Report the number of lines in the data below that hold "subtitle", without any other words.

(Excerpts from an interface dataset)

# # # # #

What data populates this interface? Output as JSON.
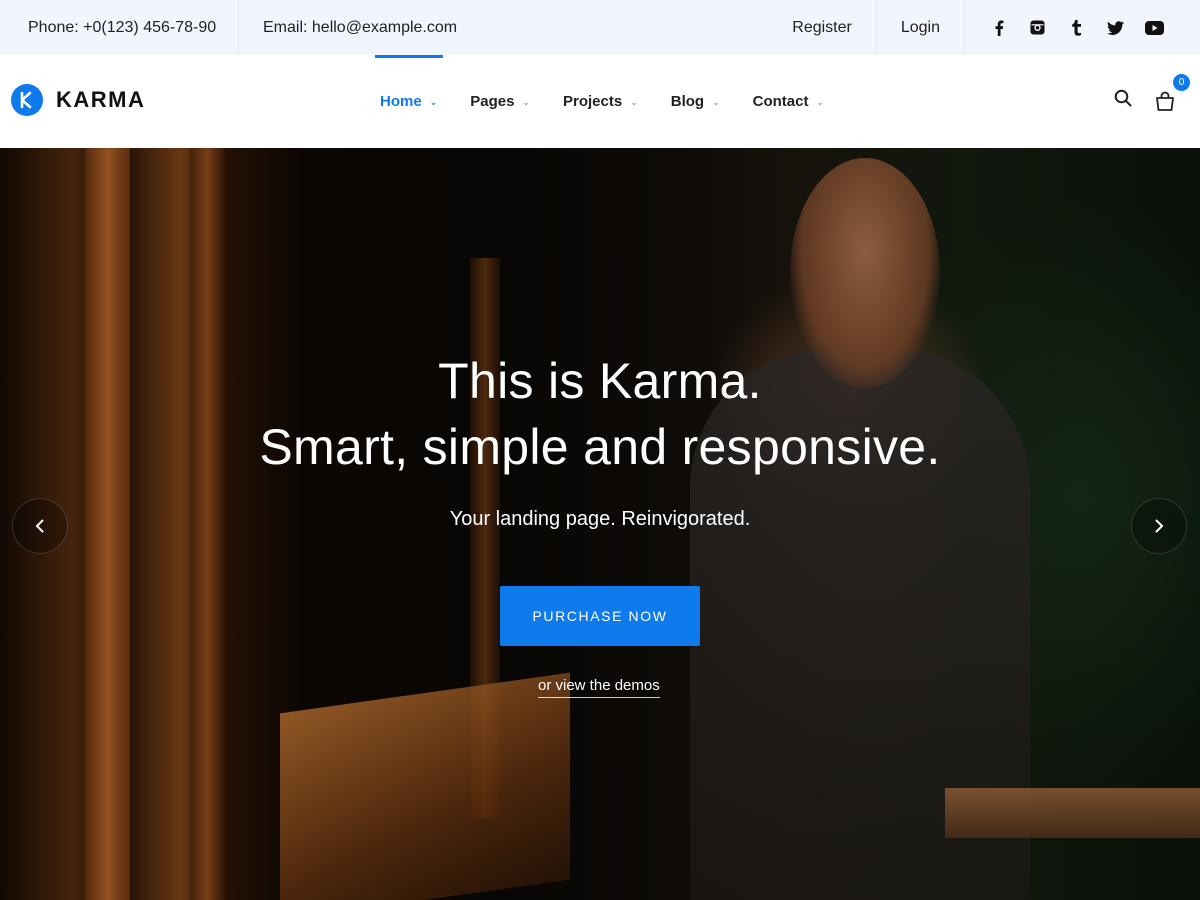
{
  "topbar": {
    "phone": "Phone: +0(123) 456-78-90",
    "email": "Email: hello@example.com",
    "register": "Register",
    "login": "Login",
    "social_icons": [
      "facebook-icon",
      "instagram-icon",
      "tumblr-icon",
      "twitter-icon",
      "youtube-icon"
    ]
  },
  "header": {
    "logo_text": "KARMA",
    "nav": [
      {
        "label": "Home",
        "active": true
      },
      {
        "label": "Pages",
        "active": false
      },
      {
        "label": "Projects",
        "active": false
      },
      {
        "label": "Blog",
        "active": false
      },
      {
        "label": "Contact",
        "active": false
      }
    ],
    "cart_count": "0"
  },
  "hero": {
    "title_line1": "This is Karma.",
    "title_line2": "Smart, simple and responsive.",
    "subtitle": "Your landing page. Reinvigorated.",
    "cta": "PURCHASE NOW",
    "secondary_link": "or view the demos"
  },
  "colors": {
    "accent": "#0f7aeb",
    "topbar_bg": "#f1f5fd"
  }
}
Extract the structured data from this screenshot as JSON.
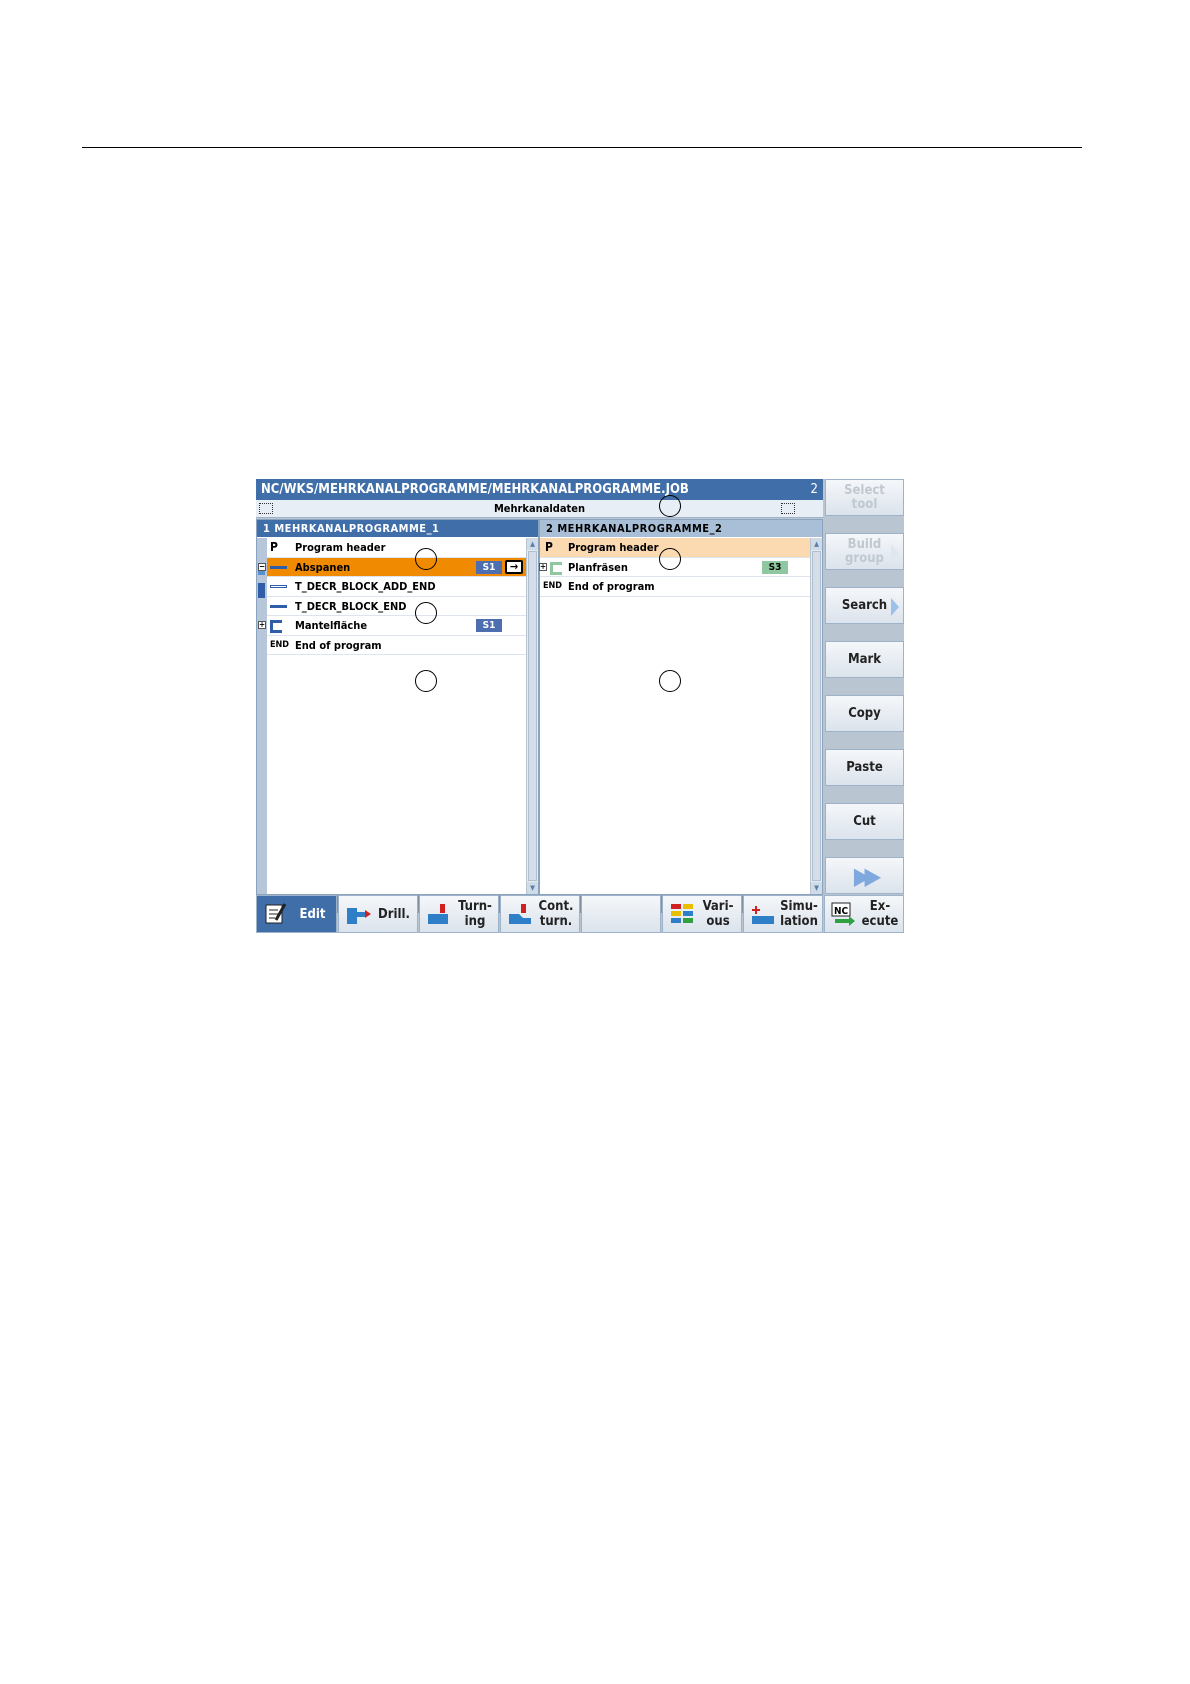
{
  "window": {
    "path": "NC/WKS/MEHRKANALPROGRAMME/MEHRKANALPROGRAMME.JOB",
    "channel_indicator": "2",
    "subtitle": "Mehrkanaldaten"
  },
  "pane1": {
    "header": "1 MEHRKANALPROGRAMME_1",
    "rows": [
      {
        "icon": "P",
        "label": "Program header"
      },
      {
        "icon": "bar",
        "label": "Abspanen",
        "badge": "S1"
      },
      {
        "icon": "bar-hollow",
        "label": "T_DECR_BLOCK_ADD_END"
      },
      {
        "icon": "bar",
        "label": "T_DECR_BLOCK_END"
      },
      {
        "icon": "bracket",
        "label": "Mantelfläche",
        "badge": "S1"
      },
      {
        "icon": "END",
        "label": "End of program"
      }
    ],
    "expand_minus": "−",
    "expand_plus": "+",
    "arrow_glyph": "→"
  },
  "pane2": {
    "header": "2 MEHRKANALPROGRAMME_2",
    "rows": [
      {
        "icon": "P",
        "label": "Program header"
      },
      {
        "icon": "bracket",
        "label": "Planfräsen",
        "badge": "S3"
      },
      {
        "icon": "END",
        "label": "End of program"
      }
    ],
    "expand_plus": "+"
  },
  "scroll": {
    "more": ">"
  },
  "vertical_softkeys": [
    {
      "label": "Select\ntool",
      "enabled": false
    },
    {
      "label": "Build\ngroup",
      "enabled": false
    },
    {
      "label": "Search",
      "enabled": true
    },
    {
      "label": "Mark",
      "enabled": true
    },
    {
      "label": "Copy",
      "enabled": true
    },
    {
      "label": "Paste",
      "enabled": true
    },
    {
      "label": "Cut",
      "enabled": true
    },
    {
      "label": "",
      "enabled": true
    }
  ],
  "horizontal_softkeys": [
    {
      "label": "Edit",
      "active": true
    },
    {
      "label": "Drill.",
      "active": false
    },
    {
      "label": "Turn-\ning",
      "active": false
    },
    {
      "label": "Cont.\nturn.",
      "active": false
    },
    {
      "label": "",
      "active": false
    },
    {
      "label": "Vari-\nous",
      "active": false
    },
    {
      "label": "Simu-\nlation",
      "active": false
    },
    {
      "label": "Ex-\necute",
      "active": false
    }
  ],
  "icons": {
    "execute_nc": "NC"
  },
  "colors": {
    "title_blue": "#3f6ea8",
    "selection_orange": "#f08a00",
    "highlight_peach": "#fbd9b1",
    "badge_blue": "#4d6fb0",
    "badge_green": "#8fc8a0"
  }
}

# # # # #

Answer box:
2